No, eating disorders are not a choice. They are serious, potentially life-threatening conditions that require professional treatment.
Can eating disorders be cured?
Yes, with proper treatment and support, recovery from an eating disorder is absolutely possible. However, it’s important to remember that recovery looks different for everyone, and it’s often not a linear process.
How are eating disorders treated?
Treatment for eating disorders typically involves a combination of psychotherapy, nutrition education, medical monitoring, and sometimes, medication.
Is it possible to prevent eating disorders?
While not all eating disorders can be prevented, education and awareness about healthy eating habits and body image, early intervention, and prompt treatment can significantly reduce the risk.
How can I help someone with an eating disorder?
If you’re worried about someone, the best thing you can do is express your concerns in a supportive, non-judgmental way, encourage them to seek professional help, and ensure they know you’re there for them.
Are eating disorders a lifetime problem?
Not necessarily. Many people with eating disorders recover with treatment. While some symptoms may persist over time, most individuals will significantly improve their quality of life.
Is dieting a healthy way to lose weight?
Dieting can often lead to unhealthy eating behaviours and even eating disorders. The focus should be on embracing balanced, nutritionally sound eating habits rather than restrictive dieting.
Are there support groups for eating disorders?

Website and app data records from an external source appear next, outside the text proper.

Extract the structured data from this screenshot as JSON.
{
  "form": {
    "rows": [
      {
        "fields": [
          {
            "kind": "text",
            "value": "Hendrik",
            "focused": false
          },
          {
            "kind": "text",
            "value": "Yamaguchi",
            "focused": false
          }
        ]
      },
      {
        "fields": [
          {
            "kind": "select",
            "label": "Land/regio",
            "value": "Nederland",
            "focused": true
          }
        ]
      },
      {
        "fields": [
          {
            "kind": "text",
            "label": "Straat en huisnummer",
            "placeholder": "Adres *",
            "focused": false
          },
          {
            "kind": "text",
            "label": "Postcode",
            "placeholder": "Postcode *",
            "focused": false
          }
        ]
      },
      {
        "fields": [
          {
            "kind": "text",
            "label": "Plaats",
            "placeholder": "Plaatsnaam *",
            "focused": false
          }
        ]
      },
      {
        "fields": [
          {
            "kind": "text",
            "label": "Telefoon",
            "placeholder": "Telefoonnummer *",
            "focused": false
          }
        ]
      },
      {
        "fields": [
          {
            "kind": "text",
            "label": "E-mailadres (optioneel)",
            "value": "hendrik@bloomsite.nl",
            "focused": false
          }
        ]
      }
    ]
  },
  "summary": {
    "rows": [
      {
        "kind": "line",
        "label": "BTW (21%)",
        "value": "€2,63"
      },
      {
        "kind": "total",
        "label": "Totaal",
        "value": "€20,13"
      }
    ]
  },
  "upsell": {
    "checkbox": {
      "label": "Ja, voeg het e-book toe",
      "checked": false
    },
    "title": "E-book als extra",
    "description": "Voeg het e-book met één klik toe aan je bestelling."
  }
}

Yes, many organizations offer support groups for individuals with eating disorders and their loved ones, both online and in person. These can be a valuable resource for support and recovery.
- NIH – Eating Disorders
- NEDA – National Eating Disorders Association
- EDH – Eating Disorder Hope
- Mayo Clinic – Eating Disorders
- WebMD – Eating Disorders Resource Center